Investment and new research is enabling ground breaking approaches to vaccine development, which are changing the science of immunisation forever, bringing us closer still to a healthier future.
*Allow us to freely gather safely, whether for work, leisure, learning, duty, or worship.
*Build bridges across generations, protecting the very young and old by preventing disease transmission within households and among caregivers.
*Bring us closer to our own potential, enabling the immunised to thrive across the lifespan, with body and mind safeguarded from dangerous and debilitating vaccine-preventable diseases (VPDs).

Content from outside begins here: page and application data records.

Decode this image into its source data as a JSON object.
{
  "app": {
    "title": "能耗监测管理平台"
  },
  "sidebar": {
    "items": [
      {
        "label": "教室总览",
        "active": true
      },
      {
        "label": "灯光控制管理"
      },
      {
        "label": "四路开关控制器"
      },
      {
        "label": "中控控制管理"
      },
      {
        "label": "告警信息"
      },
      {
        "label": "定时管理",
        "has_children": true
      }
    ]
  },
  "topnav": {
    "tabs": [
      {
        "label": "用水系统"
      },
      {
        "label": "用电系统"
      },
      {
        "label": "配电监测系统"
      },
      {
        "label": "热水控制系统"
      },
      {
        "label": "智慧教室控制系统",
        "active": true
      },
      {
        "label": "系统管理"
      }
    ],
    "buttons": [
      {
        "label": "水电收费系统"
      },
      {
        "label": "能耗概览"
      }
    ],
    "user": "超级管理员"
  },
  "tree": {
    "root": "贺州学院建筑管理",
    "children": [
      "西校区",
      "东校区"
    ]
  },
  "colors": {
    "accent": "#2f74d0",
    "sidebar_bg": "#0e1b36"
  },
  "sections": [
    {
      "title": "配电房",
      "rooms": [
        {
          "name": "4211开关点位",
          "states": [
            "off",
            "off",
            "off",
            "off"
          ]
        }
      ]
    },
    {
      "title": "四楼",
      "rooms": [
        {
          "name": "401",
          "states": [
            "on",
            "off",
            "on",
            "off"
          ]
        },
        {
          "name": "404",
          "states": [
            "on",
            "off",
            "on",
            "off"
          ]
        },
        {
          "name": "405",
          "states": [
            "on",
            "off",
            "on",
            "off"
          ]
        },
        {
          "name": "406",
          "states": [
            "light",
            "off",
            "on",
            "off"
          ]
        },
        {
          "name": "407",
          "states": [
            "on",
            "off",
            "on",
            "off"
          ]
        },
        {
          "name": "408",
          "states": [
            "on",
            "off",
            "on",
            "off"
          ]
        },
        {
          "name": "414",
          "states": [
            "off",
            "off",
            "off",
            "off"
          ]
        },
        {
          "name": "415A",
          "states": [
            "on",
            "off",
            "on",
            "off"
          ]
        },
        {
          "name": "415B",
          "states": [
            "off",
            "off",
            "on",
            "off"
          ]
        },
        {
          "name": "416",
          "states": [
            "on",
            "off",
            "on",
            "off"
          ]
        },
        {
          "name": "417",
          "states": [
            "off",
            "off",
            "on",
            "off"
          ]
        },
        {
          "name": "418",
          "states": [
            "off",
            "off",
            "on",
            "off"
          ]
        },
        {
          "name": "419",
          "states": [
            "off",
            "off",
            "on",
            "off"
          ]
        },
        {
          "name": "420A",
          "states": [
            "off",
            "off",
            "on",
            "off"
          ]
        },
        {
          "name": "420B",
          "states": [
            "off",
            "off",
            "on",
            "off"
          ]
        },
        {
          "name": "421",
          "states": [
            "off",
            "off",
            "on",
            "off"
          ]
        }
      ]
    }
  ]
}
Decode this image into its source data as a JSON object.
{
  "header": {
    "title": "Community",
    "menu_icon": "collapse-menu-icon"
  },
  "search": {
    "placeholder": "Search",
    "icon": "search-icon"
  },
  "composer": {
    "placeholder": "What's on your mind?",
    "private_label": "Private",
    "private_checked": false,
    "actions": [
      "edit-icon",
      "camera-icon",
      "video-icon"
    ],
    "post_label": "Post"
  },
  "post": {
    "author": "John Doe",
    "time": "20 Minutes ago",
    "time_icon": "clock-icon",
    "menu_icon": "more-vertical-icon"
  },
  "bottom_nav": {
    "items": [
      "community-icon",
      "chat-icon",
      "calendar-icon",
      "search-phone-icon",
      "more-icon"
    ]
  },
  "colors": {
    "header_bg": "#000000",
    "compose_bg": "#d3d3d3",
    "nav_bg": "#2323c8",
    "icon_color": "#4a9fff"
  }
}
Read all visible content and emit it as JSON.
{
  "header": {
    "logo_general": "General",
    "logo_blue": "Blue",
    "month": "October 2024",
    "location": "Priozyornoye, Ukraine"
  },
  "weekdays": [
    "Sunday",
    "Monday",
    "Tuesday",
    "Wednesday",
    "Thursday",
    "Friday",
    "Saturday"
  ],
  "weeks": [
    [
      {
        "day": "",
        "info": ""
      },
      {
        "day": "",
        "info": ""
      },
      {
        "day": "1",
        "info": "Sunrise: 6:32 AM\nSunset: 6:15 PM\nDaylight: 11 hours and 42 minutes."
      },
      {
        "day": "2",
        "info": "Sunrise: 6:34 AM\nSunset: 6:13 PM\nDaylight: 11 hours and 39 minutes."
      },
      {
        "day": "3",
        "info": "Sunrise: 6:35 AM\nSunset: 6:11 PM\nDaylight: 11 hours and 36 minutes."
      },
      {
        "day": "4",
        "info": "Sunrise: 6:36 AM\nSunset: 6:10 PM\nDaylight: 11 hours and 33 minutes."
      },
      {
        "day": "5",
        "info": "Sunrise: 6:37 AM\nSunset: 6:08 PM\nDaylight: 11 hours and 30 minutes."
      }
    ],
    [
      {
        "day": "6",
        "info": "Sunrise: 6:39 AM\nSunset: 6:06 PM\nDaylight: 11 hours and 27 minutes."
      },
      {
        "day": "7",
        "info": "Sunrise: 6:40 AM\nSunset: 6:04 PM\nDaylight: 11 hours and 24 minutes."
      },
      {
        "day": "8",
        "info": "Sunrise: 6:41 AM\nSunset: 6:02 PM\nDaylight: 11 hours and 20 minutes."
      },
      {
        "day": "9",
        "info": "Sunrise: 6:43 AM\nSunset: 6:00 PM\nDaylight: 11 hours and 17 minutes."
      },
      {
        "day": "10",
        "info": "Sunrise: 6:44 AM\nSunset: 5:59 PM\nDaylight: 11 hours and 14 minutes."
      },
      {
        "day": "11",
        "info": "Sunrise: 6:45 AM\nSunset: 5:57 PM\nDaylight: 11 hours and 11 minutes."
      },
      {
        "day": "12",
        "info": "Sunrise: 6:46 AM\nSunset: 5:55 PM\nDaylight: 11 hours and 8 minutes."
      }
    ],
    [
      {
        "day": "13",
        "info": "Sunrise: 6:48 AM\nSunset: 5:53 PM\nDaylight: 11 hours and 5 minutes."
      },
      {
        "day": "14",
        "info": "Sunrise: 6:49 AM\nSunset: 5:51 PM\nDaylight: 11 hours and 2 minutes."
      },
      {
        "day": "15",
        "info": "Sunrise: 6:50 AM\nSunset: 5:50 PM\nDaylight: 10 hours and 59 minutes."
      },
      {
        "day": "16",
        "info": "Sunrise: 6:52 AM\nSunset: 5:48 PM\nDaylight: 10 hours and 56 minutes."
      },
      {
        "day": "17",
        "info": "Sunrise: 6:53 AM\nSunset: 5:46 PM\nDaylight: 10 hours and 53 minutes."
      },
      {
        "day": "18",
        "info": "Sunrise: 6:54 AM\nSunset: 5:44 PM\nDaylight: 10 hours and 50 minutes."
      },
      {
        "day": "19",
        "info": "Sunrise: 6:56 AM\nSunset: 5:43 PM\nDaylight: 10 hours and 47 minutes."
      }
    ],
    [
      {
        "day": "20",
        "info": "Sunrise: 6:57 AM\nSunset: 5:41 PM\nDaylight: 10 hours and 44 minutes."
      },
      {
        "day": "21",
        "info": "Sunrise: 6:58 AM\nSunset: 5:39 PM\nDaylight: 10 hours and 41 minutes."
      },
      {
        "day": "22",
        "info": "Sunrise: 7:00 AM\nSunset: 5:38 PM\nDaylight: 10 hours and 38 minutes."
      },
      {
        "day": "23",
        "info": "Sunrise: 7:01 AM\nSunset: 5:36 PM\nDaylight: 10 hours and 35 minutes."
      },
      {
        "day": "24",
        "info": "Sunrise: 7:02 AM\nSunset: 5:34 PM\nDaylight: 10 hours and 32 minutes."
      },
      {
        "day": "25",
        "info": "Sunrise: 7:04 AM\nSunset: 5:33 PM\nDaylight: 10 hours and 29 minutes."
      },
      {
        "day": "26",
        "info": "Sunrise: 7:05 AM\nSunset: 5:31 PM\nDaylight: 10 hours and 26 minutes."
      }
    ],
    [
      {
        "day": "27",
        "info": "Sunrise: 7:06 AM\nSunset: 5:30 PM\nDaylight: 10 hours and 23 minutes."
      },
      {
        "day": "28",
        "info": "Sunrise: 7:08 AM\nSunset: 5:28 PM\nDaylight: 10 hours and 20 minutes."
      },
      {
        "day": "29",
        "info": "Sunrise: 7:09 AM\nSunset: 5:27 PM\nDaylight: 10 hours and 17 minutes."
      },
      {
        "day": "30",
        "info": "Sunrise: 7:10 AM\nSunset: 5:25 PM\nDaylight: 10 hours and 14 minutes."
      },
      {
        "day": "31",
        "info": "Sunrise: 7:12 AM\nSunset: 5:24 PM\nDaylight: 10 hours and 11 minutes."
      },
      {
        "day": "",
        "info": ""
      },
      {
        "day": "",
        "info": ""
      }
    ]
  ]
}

Vaccines are amongst the greatest advances of modern medicine. They have slashed child mortality rates in half, saving millions of lives.
The Covid-19 pandemic is a devastating reminder of the chaos caused by diseases we cannot prevent. Thanks to vaccines, we now have a way of ending this pandemic and to rebuild our lives. But we’re not settling for a return to normal, as normal was never good enough for millions of children around the world. No child should die from preventable diseases and we won’t stop until that’s a reality.
UNICEF Goodwill Ambassador and founder of the Seven Fund for UNICEF, David Beckham, is fronting a global initiative to inspire confidence in vaccines and encourage parents around the world.
“In the last year, Covid-19 has shown us how much we take for granted but it has also reminded us about the power of vaccines,” said Beckham. “Vaccines work, saving millions of lives every year. I have learned through my work with UNICEF just how important they are for the health of our loved ones. Yet too many children around the world don’t get the routine vaccines they need to be safe from deadly diseases. That’s why this World Immunisation Week, I’m so proud to be joining UNICEF and partners to encourage parents to vaccinate themselves and their children”, said Mr. Beckham.
“After a year of lockdowns, empty classrooms, missed vaccinations, virtual birthday parties, and cancelled family dinners, people all over the world are now getting a Covid-19 vaccine or anxiously awaiting the moment when they will. And it’s an important reminder of the critical role other vaccines play in allowing us to live our everyday lives,” said UNICEF Executive Director Henrietta Fore.
“Whereas today we all know Covid-19 vaccines are the best hope we have of resuming our normal lives, what remains ‘normal’ for far too many children all over the world is no access to vaccines for any preventable diseases whatsoever. This is not a ‘normal’ to which we should return.”
Forty participants drawn from the Zimbabwean Ministry of Health and Child Care national, provincial and district teams, WHO, UNICEF and Civil Society Organisations representing youth, women and faith-based organisations recently held a Covid-19 Vaccine Demand Strategy development workshop in support of the Covid-19 vaccine rollout in Zimbabwe.
The Demand Strategy provides a framework for the development of strategic and well-coordinated national action plans to rapidly counter vaccine misinformation and build demand for vaccination.
Reflecting on findings from the Covid-19 Vaccine Adult Perception survey conducted by UNICEF to understand the behavioural and social norms that influence vaccine uptake, participants acknowledged that the novel coronavirus has triggered a social pandemic of misinformation – an infodemic – that has spread across social networks.
The survey findings highlighted widespread mistrust, low vaccine confidence and low intention to vaccinate across all demographic groups due to safety concerns; lack of trust in science, efficacy and lack of information on vaccines.
The survey revealed negative religious beliefs and social norms particularly among the apostolic sects and Pentecostal religious movements and skepticism due to social media misinformation.
The implementation of the Covid-19 Vaccine Demand Strategy will ensure that target populations and communities value vaccination, trust the safety and efficacy of vaccines and have the necessary information and motivation to access vaccination services, as appropriate.
Till next week, stay safe.